● AIM OF THE TASK
Please give the data again in full, exactly as it reads.

● PROVIDED DATA
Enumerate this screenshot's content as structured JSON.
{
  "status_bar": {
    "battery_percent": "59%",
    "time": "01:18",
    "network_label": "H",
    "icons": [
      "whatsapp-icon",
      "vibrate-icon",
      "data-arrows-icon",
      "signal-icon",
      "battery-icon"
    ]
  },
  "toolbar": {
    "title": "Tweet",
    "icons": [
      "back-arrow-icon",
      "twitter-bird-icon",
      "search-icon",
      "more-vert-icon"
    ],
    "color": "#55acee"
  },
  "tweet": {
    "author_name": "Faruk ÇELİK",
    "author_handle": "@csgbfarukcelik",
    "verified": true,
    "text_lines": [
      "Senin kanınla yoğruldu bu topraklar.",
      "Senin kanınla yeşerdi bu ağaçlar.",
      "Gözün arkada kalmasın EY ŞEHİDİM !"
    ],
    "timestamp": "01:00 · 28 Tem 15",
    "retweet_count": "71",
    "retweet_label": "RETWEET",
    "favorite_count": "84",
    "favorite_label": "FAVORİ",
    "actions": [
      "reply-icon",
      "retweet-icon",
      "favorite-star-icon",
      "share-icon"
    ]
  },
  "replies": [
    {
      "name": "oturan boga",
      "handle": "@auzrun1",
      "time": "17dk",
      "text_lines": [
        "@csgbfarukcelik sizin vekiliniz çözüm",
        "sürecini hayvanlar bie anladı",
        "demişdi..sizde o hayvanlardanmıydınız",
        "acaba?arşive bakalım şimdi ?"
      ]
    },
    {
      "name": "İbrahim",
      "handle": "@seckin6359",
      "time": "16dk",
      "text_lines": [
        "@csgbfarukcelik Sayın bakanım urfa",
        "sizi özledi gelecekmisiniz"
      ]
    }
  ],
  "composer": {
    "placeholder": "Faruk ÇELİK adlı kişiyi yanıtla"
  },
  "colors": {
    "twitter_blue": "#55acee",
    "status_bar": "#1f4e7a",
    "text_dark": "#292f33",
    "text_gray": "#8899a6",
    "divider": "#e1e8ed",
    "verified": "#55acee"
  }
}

● ANSWER SPACE
Enumerate this screenshot's content as structured JSON.
{
  "status_bar": {
    "battery_percent": "59%",
    "time": "01:18",
    "network_label": "H",
    "icons": [
      "whatsapp-icon",
      "vibrate-icon",
      "data-arrows-icon",
      "signal-icon",
      "battery-icon"
    ]
  },
  "toolbar": {
    "title": "Tweet",
    "icons": [
      "back-arrow-icon",
      "twitter-bird-icon",
      "search-icon",
      "more-vert-icon"
    ],
    "color": "#55acee"
  },
  "tweet": {
    "author_name": "Faruk ÇELİK",
    "author_handle": "@csgbfarukcelik",
    "verified": true,
    "text_lines": [
      "Senin kanınla yoğruldu bu topraklar.",
      "Senin kanınla yeşerdi bu ağaçlar.",
      "Gözün arkada kalmasın EY ŞEHİDİM !"
    ],
    "timestamp": "01:00 · 28 Tem 15",
    "retweet_count": "71",
    "retweet_label": "RETWEET",
    "favorite_count": "84",
    "favorite_label": "FAVORİ",
    "actions": [
      "reply-icon",
      "retweet-icon",
      "favorite-star-icon",
      "share-icon"
    ]
  },
  "replies": [
    {
      "name": "oturan boga",
      "handle": "@auzrun1",
      "time": "17dk",
      "text_lines": [
        "@csgbfarukcelik sizin vekiliniz çözüm",
        "sürecini hayvanlar bie anladı",
        "demişdi..sizde o hayvanlardanmıydınız",
        "acaba?arşive bakalım şimdi ?"
      ]
    },
    {
      "name": "İbrahim",
      "handle": "@seckin6359",
      "time": "16dk",
      "text_lines": [
        "@csgbfarukcelik Sayın bakanım urfa",
        "sizi özledi gelecekmisiniz"
      ]
    }
  ],
  "composer": {
    "placeholder": "Faruk ÇELİK adlı kişiyi yanıtla"
  },
  "colors": {
    "twitter_blue": "#55acee",
    "status_bar": "#1f4e7a",
    "text_dark": "#292f33",
    "text_gray": "#8899a6",
    "divider": "#e1e8ed",
    "verified": "#55acee"
  }
}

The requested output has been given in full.